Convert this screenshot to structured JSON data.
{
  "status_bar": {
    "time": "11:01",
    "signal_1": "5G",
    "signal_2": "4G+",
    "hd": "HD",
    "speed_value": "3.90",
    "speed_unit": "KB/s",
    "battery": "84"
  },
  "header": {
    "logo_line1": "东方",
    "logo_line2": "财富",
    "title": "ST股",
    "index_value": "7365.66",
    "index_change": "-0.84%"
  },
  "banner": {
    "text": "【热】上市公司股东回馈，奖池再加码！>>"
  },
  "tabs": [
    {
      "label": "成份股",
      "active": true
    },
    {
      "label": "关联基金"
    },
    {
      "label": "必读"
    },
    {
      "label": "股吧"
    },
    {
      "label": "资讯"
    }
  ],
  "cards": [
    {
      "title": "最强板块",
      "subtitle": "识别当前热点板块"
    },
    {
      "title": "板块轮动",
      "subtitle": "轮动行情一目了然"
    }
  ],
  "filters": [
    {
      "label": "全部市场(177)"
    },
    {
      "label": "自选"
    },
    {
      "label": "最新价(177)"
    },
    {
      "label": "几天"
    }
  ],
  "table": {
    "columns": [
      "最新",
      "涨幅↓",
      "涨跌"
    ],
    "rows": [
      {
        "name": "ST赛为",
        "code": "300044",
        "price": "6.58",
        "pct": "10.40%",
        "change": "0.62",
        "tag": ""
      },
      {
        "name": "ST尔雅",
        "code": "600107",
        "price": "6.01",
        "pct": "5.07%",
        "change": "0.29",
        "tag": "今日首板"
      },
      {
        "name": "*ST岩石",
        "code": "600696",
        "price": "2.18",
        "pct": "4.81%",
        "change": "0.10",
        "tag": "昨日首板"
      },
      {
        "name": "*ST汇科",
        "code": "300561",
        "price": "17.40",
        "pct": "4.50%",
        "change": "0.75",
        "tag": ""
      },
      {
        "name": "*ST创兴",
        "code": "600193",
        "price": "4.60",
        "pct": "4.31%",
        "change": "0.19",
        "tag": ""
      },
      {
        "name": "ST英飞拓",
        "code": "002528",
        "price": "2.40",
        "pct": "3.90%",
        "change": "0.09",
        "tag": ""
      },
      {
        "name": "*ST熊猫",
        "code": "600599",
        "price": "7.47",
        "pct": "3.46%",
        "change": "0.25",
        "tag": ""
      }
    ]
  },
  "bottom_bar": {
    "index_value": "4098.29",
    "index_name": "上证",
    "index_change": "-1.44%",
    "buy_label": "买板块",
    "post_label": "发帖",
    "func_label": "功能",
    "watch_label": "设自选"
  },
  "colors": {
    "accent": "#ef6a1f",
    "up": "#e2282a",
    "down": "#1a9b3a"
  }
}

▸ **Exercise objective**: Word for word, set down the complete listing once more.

▸ **Answer to this exercise**:
Convert this screenshot to structured JSON data.
{
  "status_bar": {
    "time": "11:01",
    "signal_1": "5G",
    "signal_2": "4G+",
    "hd": "HD",
    "speed_value": "3.90",
    "speed_unit": "KB/s",
    "battery": "84"
  },
  "header": {
    "logo_line1": "东方",
    "logo_line2": "财富",
    "title": "ST股",
    "index_value": "7365.66",
    "index_change": "-0.84%"
  },
  "banner": {
    "text": "【热】上市公司股东回馈，奖池再加码！>>"
  },
  "tabs": [
    {
      "label": "成份股",
      "active": true
    },
    {
      "label": "关联基金"
    },
    {
      "label": "必读"
    },
    {
      "label": "股吧"
    },
    {
      "label": "资讯"
    }
  ],
  "cards": [
    {
      "title": "最强板块",
      "subtitle": "识别当前热点板块"
    },
    {
      "title": "板块轮动",
      "subtitle": "轮动行情一目了然"
    }
  ],
  "filters": [
    {
      "label": "全部市场(177)"
    },
    {
      "label": "自选"
    },
    {
      "label": "最新价(177)"
    },
    {
      "label": "几天"
    }
  ],
  "table": {
    "columns": [
      "最新",
      "涨幅↓",
      "涨跌"
    ],
    "rows": [
      {
        "name": "ST赛为",
        "code": "300044",
        "price": "6.58",
        "pct": "10.40%",
        "change": "0.62",
        "tag": ""
      },
      {
        "name": "ST尔雅",
        "code": "600107",
        "price": "6.01",
        "pct": "5.07%",
        "change": "0.29",
        "tag": "今日首板"
      },
      {
        "name": "*ST岩石",
        "code": "600696",
        "price": "2.18",
        "pct": "4.81%",
        "change": "0.10",
        "tag": "昨日首板"
      },
      {
        "name": "*ST汇科",
        "code": "300561",
        "price": "17.40",
        "pct": "4.50%",
        "change": "0.75",
        "tag": ""
      },
      {
        "name": "*ST创兴",
        "code": "600193",
        "price": "4.60",
        "pct": "4.31%",
        "change": "0.19",
        "tag": ""
      },
      {
        "name": "ST英飞拓",
        "code": "002528",
        "price": "2.40",
        "pct": "3.90%",
        "change": "0.09",
        "tag": ""
      },
      {
        "name": "*ST熊猫",
        "code": "600599",
        "price": "7.47",
        "pct": "3.46%",
        "change": "0.25",
        "tag": ""
      }
    ]
  },
  "bottom_bar": {
    "index_value": "4098.29",
    "index_name": "上证",
    "index_change": "-1.44%",
    "buy_label": "买板块",
    "post_label": "发帖",
    "func_label": "功能",
    "watch_label": "设自选"
  },
  "colors": {
    "accent": "#ef6a1f",
    "up": "#e2282a",
    "down": "#1a9b3a"
  }
}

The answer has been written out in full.